§ App and web page records:
====

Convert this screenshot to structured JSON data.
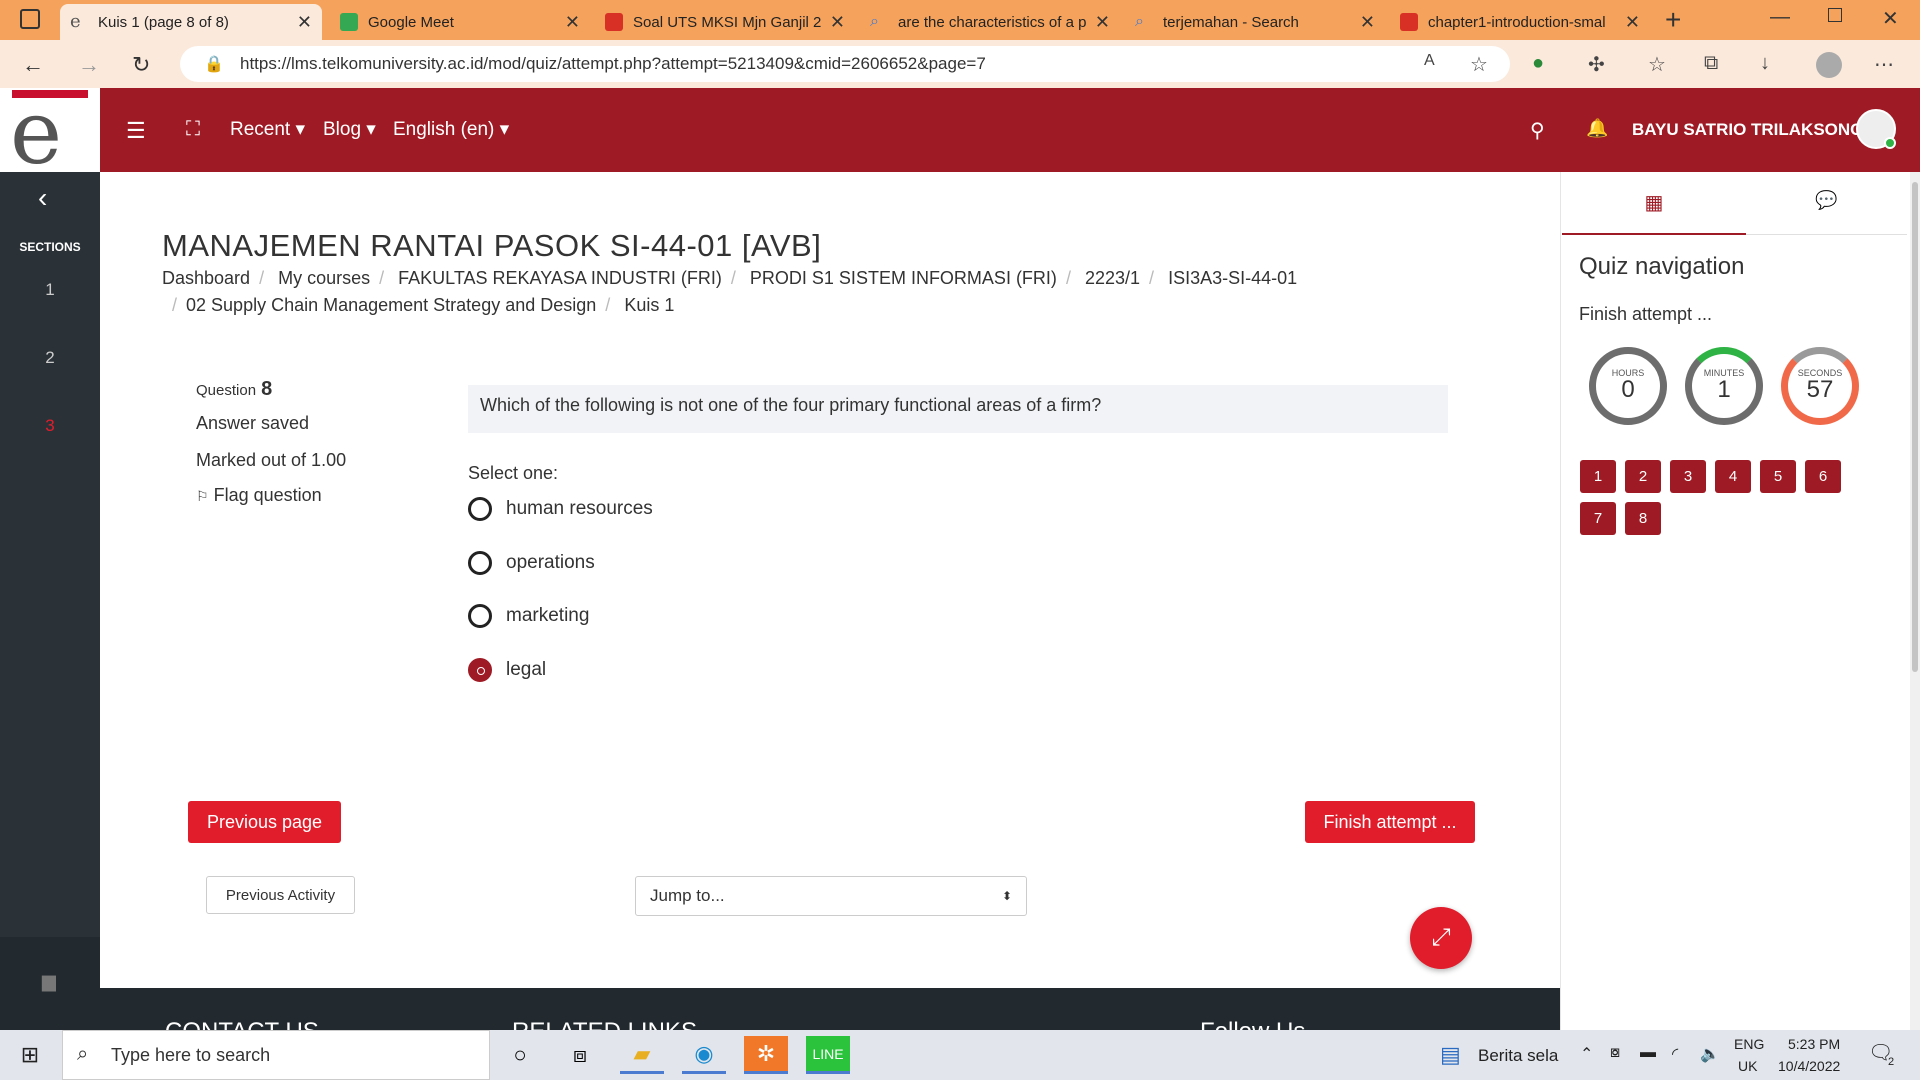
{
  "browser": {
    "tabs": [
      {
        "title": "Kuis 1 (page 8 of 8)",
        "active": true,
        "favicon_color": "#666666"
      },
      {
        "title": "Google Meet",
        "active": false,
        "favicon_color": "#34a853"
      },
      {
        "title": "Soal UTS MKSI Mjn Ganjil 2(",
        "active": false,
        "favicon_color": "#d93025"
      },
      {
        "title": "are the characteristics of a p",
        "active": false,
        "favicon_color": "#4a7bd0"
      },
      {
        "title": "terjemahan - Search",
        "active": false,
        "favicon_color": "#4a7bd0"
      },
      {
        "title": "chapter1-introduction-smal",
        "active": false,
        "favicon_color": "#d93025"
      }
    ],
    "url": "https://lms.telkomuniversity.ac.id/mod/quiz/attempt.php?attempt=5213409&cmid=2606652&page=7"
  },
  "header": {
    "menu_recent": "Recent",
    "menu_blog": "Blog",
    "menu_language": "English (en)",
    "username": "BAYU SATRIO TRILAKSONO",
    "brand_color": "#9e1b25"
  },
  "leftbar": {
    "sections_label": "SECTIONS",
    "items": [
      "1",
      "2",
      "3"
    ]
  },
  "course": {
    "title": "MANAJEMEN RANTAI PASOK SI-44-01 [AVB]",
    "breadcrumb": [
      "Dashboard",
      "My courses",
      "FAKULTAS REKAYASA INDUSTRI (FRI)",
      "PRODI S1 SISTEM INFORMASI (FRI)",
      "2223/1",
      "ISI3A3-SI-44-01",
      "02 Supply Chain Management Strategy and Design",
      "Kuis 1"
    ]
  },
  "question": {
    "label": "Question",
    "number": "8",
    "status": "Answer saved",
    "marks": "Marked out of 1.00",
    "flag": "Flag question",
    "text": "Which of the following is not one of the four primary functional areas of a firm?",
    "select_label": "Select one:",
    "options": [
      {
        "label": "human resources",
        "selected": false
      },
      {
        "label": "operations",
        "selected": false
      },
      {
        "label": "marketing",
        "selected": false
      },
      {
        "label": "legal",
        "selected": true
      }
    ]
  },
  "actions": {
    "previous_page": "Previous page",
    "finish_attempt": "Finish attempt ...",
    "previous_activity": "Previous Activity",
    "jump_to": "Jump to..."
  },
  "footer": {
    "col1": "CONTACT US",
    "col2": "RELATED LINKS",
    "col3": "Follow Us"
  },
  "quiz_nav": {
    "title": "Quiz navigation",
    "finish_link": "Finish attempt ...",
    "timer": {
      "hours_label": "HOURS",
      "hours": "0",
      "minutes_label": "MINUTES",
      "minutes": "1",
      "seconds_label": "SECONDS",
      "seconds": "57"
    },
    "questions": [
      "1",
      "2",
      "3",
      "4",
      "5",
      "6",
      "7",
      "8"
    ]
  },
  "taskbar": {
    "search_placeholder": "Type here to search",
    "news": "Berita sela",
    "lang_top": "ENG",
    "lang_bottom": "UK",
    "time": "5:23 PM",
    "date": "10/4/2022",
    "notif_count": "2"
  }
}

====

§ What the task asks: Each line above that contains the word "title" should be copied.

§ Answer section:
        "title": "Kuis 1 (page 8 of 8)",
        "title": "Google Meet",
        "title": "Soal UTS MKSI Mjn Ganjil 2(",
        "title": "are the characteristics of a p",
        "title": "terjemahan - Search",
        "title": "chapter1-introduction-smal",
    "title": "MANAJEMEN RANTAI PASOK SI-44-01 [AVB]",
    "title": "Quiz navigation",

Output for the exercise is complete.